This post was a lot more work than it’s ultimately going to be worth, I think. I decided to take a look at every player who took faceoffs in Division-1 lacrosse last year, in order to see a few things:
- Is there a trend from year-to-year in any class being good at faceoffs?
- Do individual faceoff specialists tend to improve from year-to-year?
- Is there even enough data to determine either of the previous things on the whole?
- On the same note, is it predictive for the future, or seemingly random?

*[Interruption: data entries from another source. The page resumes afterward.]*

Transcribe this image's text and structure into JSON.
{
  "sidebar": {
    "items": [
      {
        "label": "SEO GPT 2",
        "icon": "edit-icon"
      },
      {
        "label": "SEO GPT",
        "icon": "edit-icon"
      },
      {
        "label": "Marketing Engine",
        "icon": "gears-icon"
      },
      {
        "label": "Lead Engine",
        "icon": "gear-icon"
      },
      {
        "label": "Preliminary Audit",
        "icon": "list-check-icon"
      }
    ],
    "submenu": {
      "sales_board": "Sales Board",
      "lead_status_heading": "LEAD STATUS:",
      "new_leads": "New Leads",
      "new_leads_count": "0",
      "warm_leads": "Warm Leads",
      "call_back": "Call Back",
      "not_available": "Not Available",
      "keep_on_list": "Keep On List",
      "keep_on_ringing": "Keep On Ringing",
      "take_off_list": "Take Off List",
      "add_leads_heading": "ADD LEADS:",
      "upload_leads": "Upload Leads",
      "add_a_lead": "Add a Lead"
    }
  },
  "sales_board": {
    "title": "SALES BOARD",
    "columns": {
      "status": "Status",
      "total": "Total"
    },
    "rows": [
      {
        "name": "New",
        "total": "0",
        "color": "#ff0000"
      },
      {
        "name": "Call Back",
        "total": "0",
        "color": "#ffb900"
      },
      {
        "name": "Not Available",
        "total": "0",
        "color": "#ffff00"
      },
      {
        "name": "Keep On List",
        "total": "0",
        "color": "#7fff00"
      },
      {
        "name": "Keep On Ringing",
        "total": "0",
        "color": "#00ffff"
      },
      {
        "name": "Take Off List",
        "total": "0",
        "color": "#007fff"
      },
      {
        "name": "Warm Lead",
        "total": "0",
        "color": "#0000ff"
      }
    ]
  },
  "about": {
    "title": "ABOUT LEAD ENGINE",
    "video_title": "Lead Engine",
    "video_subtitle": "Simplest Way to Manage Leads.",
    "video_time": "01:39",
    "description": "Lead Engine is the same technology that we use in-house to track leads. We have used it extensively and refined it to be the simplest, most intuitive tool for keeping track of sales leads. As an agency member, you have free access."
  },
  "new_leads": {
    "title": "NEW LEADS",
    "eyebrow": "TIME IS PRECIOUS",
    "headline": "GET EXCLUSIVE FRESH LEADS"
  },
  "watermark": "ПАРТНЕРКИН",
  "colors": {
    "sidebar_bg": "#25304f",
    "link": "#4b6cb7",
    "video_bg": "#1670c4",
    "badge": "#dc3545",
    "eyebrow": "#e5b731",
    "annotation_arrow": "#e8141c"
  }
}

There were a few problems with my data collection. You’ll notice that the faceoff percentages for every class are better than 50%. This is statistically impossible, of course, and there are a couple reasons for this: I didn’t include Presbyterian (their school’s website has already removed the lacrosse statistics, as the sport has been discontinued) or Mercer (as a first-year program, their stats were also terrible, but I didn’t include them), and I also probably missed a few 0-6 and 0-8 players at various schools, since those stat lines look shockingly similar to 0-0.
Anyway, you can see the full data on this Google Doc. For the over-arching points, here is the first graph:

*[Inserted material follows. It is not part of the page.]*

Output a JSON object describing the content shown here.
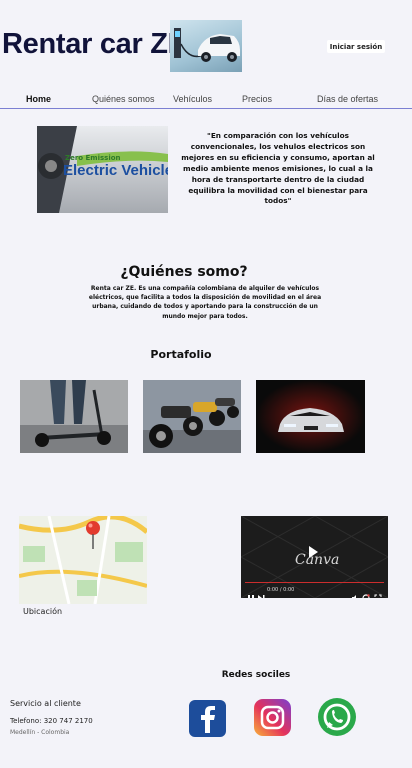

It depicts the faceoff win percentage for each class (as listed on team rosters, pulled from team statistics). As you can see, the seniors were by far the best in 2011, and there does seem to be a trend of improvement as time goes on (though the juniors were worse than sophomores). A few hypotheses as to why that’s the case:
- Faceoff specialists simply get better with more experience.
- A lot of frehsmen try their hand at faceoffs, and once they prove to be bad, they don’t get opportunities in subsequent years (that freshman class had by far the highest number of players who had attempted a faceoff, supporting this reasoning).
- Simple statistical anomaly. With only four data points, and an imperfect trend, this could also be the case.
As a follow-up, I decided to see if individual players improve from year-to-year. Since some schools have horrible websites that don’t make archived statistics available, this is becoming even less of a perfect science. However, every individual (on a team for whom I could find 2010 AND 2011 statistics) that took faceoffs in both of the past two years is included:
(Classes are their 2011 standing, they were obviously a year younger in 2010). As you can see, players improved from freshman year to sophomore year, but they actually got worse on the whole going into their junior and senior years. There are also some plausible explanations for this:
- Some good faceoff men stop taking draws as they become more important pieces of the team offense and/or defense.
- Some good faceoff men perform worse (while still taking draws) as they play a bigger role in the offense and/or defense, due to fatigue.
- There’s just no reason to expect improvement from year-to-year, and it’s a statistical anomaly.
- Sample size difference from graduating players (or incoming players) in other classes make good/bad players take a different number from year-to-year, skewing the statistics.
Of course, there are several individuals that got worse (and some got a lot better) from year-to-year, and there is also an argument that some schools are better at developing faceoff men than others. Johns Hopkins and Bucknell, for example, saw every player who fits our criteria improve from 2010 to 2011. Detroit, on the other hand, saw every single player get worse on faceoffs over the past two seasons (uh oh, since I originally started this post to explore UDM’s faceoffs and their potential to improve next year).
Of course, at the end of the day, there are so many factors going into faceoffs – competition, wing play, faceoff style, etc. – that make this data inconclusive at best. My takeaway from the entire exercise is that there’s no reason to expect, on aggregate, an improvement from year-to-year for an individual faceoff specialist.